|Address||Balistraat 129-141, Benkoelenstraat 1-12, Javaplein 20-38, Javastraat 128-130 en Langkatstraat 1-12|
|Accessible||Tram 6-7-10; bus 59.|
|More||Ons Amsterdam, 2000, nr. 11, p. 302-307; Sergio Polano, Hendrik Petrus Berlage, Het Complete werk, Amsterdam 1987, p.73-77, p.322.|
Three blocks of worker’s housing
The so-called ‘Berlage blocks’ form the southern boundary of Javaplein. They were among the first dwellings built for Amsterdam’s poorest inhabitants after the passing of the Housing Act in 1902. The entire complex, two freestanding blocks and a built-on block, contains 169 workers’ dwellings. The floor plan is based on the British ‘model cottage’.

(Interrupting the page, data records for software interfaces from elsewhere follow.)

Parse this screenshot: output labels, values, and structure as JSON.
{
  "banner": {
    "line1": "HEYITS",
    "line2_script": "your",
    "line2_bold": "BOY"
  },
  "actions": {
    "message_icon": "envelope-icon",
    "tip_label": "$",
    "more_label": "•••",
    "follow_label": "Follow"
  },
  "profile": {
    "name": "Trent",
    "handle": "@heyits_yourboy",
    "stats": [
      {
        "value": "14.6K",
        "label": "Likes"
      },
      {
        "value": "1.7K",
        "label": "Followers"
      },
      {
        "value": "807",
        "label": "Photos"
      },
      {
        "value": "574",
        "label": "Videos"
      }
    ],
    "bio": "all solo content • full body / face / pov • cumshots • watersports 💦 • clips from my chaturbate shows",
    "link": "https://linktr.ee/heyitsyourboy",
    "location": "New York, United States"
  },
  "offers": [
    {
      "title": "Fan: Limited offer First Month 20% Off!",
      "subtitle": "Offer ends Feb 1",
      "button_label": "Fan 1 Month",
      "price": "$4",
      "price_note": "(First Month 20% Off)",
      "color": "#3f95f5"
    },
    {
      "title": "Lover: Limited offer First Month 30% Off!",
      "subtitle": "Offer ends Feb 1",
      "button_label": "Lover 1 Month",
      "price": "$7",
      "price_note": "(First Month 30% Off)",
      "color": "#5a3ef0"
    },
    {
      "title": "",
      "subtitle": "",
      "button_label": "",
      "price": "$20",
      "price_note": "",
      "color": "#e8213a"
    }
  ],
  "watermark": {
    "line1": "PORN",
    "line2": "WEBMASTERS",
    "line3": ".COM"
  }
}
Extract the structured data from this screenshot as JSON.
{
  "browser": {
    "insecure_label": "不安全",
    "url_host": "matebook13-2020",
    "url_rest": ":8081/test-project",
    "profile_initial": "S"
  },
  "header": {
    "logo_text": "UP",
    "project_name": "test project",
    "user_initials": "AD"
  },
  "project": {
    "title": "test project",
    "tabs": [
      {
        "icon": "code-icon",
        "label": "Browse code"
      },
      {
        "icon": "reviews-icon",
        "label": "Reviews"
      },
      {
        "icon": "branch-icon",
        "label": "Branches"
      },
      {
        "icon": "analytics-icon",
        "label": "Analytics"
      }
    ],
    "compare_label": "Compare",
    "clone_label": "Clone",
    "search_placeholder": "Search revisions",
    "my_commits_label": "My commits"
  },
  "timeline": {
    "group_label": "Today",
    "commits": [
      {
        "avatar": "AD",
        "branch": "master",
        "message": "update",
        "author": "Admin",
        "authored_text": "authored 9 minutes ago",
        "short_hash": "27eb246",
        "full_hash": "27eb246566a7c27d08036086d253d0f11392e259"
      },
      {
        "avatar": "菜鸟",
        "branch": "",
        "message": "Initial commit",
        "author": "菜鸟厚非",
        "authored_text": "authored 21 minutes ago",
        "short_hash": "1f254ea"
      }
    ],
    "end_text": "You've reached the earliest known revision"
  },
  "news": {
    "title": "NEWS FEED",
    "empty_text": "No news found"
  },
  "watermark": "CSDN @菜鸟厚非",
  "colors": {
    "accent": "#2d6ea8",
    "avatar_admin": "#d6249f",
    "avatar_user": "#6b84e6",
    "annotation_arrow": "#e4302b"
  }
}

By adding two side streets, Benkoelenstraat and Lankatstraat, Berlage departed from the original brief. The division of the elongated block into three sections and the setting back of the corners enables the dwellings to receive more sunlight. It also produces more public space. Berlage took the idea of a communal garden from J. van der Pek. The blocks share their austere red brick appearance with other complexes of De Arbeiderswoning. Berlage believed this architecture to be suitable for the working class. The last large-scale renovation was in 1969-1971. The dwellings were given a real kitchen and a shower. The front doors were renewed and a lower frontage of a synthetic material was added. In 1999, local residents responded to a proposal by Zeeburg district council to demolish the blocks by setting up the action group ‘Save the Berlage blocks’. The protest and the efforts of well-known architects resulted in a ‘listed building status’ for the blocks. (ARCAM/OD)